What can we do to stop the teen suicides in our community?

Our Hudson community was saddened at the end of January by another teen suicide, after which many parents asked me, “What can we do? How do we react when we, our family members, friends, or others experience suicidal thoughts or attempts?”

Below are four ways we can react.

First thing is to remember: you are not alone. Whether you are struggling with mental health or have had suicidal thoughts or if you know someone who is, remember we are a community that supports each other.

Often we tell ourselves that no one else will understand what I am going through or if others know we are struggling, they will judge us or shun us. Yet I know from my experience of sharing difficulties with friends, I have never been shamed or ignored.

Yet we have to be willing to be vulnerable. According to Brené Brown, a research professor at the University of Houston Graduate College of Social Work, “Staying vulnerable is a risk we have to take if we want to experience connection,” and to experience true healing. Our vulnerability opens the door for others to admit similar struggles they face, which ultimately allows us to realize we are not alone.

Secondly, we need to reach out to others. Ecclesiastes 4:12 reminds us, “Though one may be overpowered, two can defend themselves. A cord of three strands is not quickly broken.”

For God created us to be in a relationship not just with him, but with each other as “a cord of three strands” strong together. Thus, if we are feeling suicidal or know someone who is struggling, it is crucial that we reach out to others to receive and give support and empathy.



The third thing is to be present. Find time to be present with those who are struggling and be aware when you see someone withdrawing socially or emotionally. Set aside time each day to check in with your kids and family, and also those who are facing a dark time and be a non-judgmental listener. Let them know you care and that there is nothing they are experiencing that they have to face alone.

The last thing I would share is that if you having thoughts of suicide or know someone feeling suicidal or unable to cope, the church is here to journey with you and remind you that God loves you. He is not punishing you and God has not abandoned you. As a pastor I pray you may know, whether you belong to a church or not, there are many amazing congregations throughout our communities that would love to walk with you or others who are struggling. The church is a powerful community resource we often forget.

Jesus said in John 10:10, “I came that they may have life, and have it abundantly,” and that is the desire of the church as well, that we may be the hands, feet, and voice of Christ for you and those on this journey we call life.

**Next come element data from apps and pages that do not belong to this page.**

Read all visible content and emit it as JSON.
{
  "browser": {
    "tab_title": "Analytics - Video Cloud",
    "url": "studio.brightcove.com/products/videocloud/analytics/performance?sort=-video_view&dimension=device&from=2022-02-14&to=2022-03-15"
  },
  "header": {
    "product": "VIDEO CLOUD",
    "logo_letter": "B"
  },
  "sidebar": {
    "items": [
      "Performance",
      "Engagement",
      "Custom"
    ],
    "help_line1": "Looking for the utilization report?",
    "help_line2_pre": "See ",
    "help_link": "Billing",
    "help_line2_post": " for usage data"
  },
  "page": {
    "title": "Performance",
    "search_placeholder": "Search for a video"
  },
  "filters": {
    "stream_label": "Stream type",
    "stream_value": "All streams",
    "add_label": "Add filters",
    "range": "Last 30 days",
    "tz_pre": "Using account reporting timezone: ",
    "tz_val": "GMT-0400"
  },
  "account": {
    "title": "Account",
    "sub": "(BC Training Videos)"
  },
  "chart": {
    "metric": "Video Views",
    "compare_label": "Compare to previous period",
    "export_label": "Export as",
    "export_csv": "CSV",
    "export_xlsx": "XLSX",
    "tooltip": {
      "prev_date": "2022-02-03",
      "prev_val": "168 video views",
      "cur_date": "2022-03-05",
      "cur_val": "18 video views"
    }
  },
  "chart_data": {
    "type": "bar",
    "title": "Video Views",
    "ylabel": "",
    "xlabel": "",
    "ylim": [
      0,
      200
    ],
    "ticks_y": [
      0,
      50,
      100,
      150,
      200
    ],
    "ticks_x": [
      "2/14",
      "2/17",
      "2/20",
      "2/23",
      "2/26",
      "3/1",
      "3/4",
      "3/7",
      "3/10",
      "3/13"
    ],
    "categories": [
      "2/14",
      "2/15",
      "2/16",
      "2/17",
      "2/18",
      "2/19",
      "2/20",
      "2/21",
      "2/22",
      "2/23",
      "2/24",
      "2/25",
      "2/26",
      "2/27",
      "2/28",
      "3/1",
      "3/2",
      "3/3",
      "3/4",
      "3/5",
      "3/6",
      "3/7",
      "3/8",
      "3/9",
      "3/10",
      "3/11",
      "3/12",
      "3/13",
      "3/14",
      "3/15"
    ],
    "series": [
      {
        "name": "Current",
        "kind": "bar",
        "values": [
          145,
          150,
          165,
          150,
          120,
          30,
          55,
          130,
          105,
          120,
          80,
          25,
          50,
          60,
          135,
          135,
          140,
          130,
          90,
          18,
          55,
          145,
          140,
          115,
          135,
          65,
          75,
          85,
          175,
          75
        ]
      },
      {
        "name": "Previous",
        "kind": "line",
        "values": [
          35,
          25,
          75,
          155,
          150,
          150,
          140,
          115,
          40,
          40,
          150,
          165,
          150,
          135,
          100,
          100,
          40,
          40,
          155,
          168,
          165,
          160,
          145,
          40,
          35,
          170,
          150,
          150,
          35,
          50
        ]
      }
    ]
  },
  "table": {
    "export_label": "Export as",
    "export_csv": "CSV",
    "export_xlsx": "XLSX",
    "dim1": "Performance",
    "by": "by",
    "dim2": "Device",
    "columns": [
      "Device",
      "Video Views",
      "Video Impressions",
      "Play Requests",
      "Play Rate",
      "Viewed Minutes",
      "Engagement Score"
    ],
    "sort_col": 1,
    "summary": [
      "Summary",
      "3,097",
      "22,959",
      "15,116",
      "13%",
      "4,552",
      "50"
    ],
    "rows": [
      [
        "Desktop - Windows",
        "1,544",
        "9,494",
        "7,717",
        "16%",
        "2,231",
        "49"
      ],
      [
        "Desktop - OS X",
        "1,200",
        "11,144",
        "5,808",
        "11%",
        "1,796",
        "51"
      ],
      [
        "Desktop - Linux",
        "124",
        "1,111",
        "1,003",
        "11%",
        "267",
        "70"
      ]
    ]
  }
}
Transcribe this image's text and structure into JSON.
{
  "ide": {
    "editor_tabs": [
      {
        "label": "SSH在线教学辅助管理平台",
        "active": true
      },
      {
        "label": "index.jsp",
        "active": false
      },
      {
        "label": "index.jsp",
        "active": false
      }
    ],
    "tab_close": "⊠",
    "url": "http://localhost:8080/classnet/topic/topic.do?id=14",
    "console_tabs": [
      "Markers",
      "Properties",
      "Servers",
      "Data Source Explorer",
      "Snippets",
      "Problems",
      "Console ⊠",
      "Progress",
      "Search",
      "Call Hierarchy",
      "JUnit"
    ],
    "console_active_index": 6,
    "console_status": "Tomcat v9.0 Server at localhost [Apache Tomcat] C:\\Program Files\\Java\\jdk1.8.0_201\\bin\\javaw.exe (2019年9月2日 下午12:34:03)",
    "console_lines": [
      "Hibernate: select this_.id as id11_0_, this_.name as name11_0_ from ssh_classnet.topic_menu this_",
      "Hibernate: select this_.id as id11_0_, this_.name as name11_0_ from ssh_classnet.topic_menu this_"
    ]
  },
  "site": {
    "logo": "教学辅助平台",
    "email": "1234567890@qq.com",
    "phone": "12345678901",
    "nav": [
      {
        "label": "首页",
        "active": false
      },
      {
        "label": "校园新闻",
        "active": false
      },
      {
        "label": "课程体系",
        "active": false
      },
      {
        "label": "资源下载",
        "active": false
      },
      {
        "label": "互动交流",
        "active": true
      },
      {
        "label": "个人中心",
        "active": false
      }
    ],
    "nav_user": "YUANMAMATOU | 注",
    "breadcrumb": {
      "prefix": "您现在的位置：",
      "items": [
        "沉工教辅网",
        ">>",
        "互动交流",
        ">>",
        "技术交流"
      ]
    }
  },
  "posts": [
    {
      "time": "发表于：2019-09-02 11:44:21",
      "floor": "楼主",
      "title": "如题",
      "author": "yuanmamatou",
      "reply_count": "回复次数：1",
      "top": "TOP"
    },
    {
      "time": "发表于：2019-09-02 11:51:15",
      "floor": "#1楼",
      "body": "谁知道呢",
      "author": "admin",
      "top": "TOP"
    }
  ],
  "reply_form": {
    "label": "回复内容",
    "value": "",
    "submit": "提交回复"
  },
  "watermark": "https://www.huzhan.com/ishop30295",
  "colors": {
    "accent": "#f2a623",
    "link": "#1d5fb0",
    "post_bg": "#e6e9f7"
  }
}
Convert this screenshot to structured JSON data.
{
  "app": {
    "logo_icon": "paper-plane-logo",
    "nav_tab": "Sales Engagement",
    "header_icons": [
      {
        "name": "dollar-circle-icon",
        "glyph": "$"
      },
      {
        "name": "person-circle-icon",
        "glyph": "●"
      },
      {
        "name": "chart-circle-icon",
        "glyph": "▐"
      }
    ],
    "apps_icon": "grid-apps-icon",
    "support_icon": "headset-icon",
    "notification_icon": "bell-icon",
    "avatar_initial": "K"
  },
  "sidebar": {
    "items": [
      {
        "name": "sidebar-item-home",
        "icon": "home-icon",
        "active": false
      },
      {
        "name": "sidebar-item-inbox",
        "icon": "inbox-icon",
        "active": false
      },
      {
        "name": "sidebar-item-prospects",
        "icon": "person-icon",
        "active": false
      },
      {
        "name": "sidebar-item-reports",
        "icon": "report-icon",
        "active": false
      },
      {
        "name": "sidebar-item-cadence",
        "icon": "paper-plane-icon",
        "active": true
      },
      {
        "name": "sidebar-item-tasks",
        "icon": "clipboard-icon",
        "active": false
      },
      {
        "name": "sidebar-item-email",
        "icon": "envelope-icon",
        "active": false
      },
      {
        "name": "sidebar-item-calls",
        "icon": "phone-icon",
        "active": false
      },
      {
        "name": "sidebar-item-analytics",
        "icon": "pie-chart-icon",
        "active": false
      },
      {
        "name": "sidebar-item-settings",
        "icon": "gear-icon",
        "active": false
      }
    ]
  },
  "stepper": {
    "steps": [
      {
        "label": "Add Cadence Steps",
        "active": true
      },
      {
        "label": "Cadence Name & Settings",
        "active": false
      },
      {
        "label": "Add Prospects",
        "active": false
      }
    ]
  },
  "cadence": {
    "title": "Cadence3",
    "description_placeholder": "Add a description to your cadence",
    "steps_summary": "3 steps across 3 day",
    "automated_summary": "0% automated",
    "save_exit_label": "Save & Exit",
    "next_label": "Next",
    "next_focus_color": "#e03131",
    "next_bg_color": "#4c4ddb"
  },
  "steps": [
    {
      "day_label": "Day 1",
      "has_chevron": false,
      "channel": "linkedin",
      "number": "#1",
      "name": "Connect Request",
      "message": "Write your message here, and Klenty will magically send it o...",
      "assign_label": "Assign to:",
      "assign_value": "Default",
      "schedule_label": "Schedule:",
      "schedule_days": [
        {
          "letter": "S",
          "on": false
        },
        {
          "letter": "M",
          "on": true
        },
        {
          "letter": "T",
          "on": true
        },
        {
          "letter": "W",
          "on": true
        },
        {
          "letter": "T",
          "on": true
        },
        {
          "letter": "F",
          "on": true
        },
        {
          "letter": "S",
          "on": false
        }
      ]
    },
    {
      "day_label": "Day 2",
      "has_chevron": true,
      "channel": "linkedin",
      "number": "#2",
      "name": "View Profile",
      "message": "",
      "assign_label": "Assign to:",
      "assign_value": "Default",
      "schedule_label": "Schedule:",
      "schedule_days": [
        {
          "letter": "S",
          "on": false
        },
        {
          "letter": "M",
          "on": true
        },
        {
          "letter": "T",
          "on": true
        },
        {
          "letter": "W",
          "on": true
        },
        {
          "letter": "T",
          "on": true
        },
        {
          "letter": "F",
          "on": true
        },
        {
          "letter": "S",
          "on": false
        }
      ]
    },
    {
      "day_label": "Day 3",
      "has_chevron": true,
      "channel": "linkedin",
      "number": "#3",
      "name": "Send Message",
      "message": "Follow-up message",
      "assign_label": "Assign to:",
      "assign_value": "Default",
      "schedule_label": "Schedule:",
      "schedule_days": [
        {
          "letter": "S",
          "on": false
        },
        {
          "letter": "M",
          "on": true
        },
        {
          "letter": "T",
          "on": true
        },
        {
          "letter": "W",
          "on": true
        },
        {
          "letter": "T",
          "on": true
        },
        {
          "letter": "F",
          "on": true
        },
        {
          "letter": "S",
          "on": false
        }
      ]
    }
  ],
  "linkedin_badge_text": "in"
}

So remember in difficult times: you are not alone, reach out to others, be present, and the church is there to journey with you.

Ladd Sonnenberg is pastor of Bethel Lutheran Church in Hudson